Retype each entry exactly. Skip any pictures.

• _Data about app and page elements_
Content starts
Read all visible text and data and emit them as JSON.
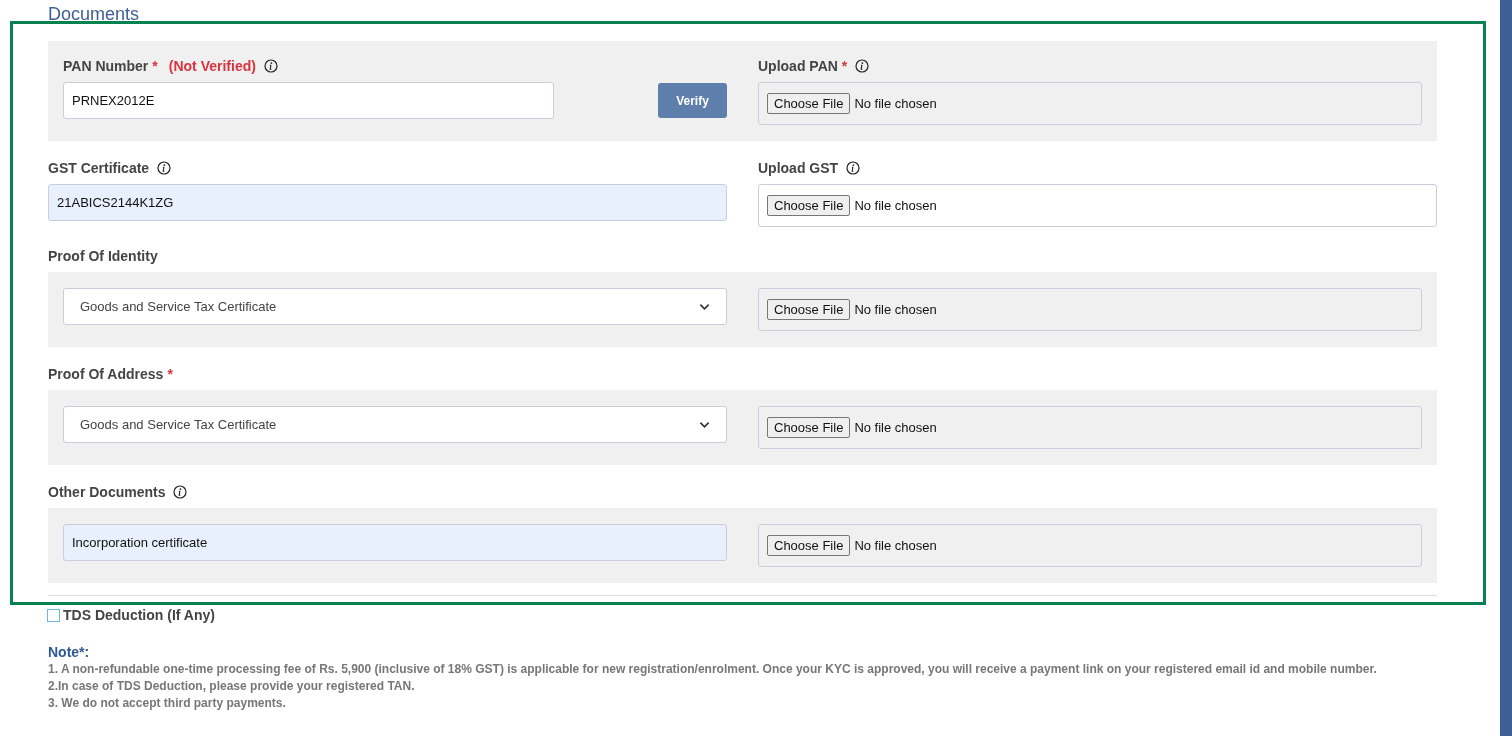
{
  "section_title": "Documents",
  "rows": [
    {
      "label": "PAN Number",
      "required_mark": "*",
      "status": "(Not Verified)",
      "info": true,
      "kind": "shaded",
      "field": {
        "kind": "text",
        "value": "PRNEX2012E"
      },
      "action": "Verify",
      "upload": {
        "label": "Upload PAN",
        "required_mark": "*",
        "info": true,
        "button": "Choose File",
        "status": "No file chosen"
      }
    },
    {
      "label": "GST Certificate",
      "info": true,
      "kind": "plain",
      "field": {
        "kind": "autofilled",
        "value": "21ABICS2144K1ZG"
      },
      "upload": {
        "label": "Upload GST",
        "info": true,
        "button": "Choose File",
        "status": "No file chosen"
      }
    },
    {
      "label": "Proof Of Identity",
      "kind": "shaded",
      "field": {
        "kind": "select",
        "value": "Goods and Service Tax Certificate"
      },
      "upload": {
        "button": "Choose File",
        "status": "No file chosen"
      }
    },
    {
      "label": "Proof Of Address",
      "required_mark": "*",
      "kind": "shaded",
      "field": {
        "kind": "select",
        "value": "Goods and Service Tax Certificate"
      },
      "upload": {
        "button": "Choose File",
        "status": "No file chosen"
      }
    },
    {
      "label": "Other Documents",
      "info": true,
      "kind": "shaded",
      "field": {
        "kind": "autofilled",
        "value": "Incorporation certificate"
      },
      "upload": {
        "button": "Choose File",
        "status": "No file chosen"
      }
    }
  ],
  "tds": {
    "label": "TDS Deduction (If Any)",
    "checked": false
  },
  "note": {
    "title": "Note*:",
    "lines": [
      "1. A non-refundable one-time processing fee of Rs. 5,900 (inclusive of 18% GST) is applicable for new registration/enrolment. Once your KYC is approved, you will receive a payment link on your registered email id and mobile number.",
      "2.In case of TDS Deduction, please provide your registered TAN.",
      "3. We do not accept third party payments."
    ]
  }
}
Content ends
• _Result of this exercise_
Read all visible text and data and emit them as JSON.
{
  "section_title": "Documents",
  "rows": [
    {
      "label": "PAN Number",
      "required_mark": "*",
      "status": "(Not Verified)",
      "info": true,
      "kind": "shaded",
      "field": {
        "kind": "text",
        "value": "PRNEX2012E"
      },
      "action": "Verify",
      "upload": {
        "label": "Upload PAN",
        "required_mark": "*",
        "info": true,
        "button": "Choose File",
        "status": "No file chosen"
      }
    },
    {
      "label": "GST Certificate",
      "info": true,
      "kind": "plain",
      "field": {
        "kind": "autofilled",
        "value": "21ABICS2144K1ZG"
      },
      "upload": {
        "label": "Upload GST",
        "info": true,
        "button": "Choose File",
        "status": "No file chosen"
      }
    },
    {
      "label": "Proof Of Identity",
      "kind": "shaded",
      "field": {
        "kind": "select",
        "value": "Goods and Service Tax Certificate"
      },
      "upload": {
        "button": "Choose File",
        "status": "No file chosen"
      }
    },
    {
      "label": "Proof Of Address",
      "required_mark": "*",
      "kind": "shaded",
      "field": {
        "kind": "select",
        "value": "Goods and Service Tax Certificate"
      },
      "upload": {
        "button": "Choose File",
        "status": "No file chosen"
      }
    },
    {
      "label": "Other Documents",
      "info": true,
      "kind": "shaded",
      "field": {
        "kind": "autofilled",
        "value": "Incorporation certificate"
      },
      "upload": {
        "button": "Choose File",
        "status": "No file chosen"
      }
    }
  ],
  "tds": {
    "label": "TDS Deduction (If Any)",
    "checked": false
  },
  "note": {
    "title": "Note*:",
    "lines": [
      "1. A non-refundable one-time processing fee of Rs. 5,900 (inclusive of 18% GST) is applicable for new registration/enrolment. Once your KYC is approved, you will receive a payment link on your registered email id and mobile number.",
      "2.In case of TDS Deduction, please provide your registered TAN.",
      "3. We do not accept third party payments."
    ]
  }
}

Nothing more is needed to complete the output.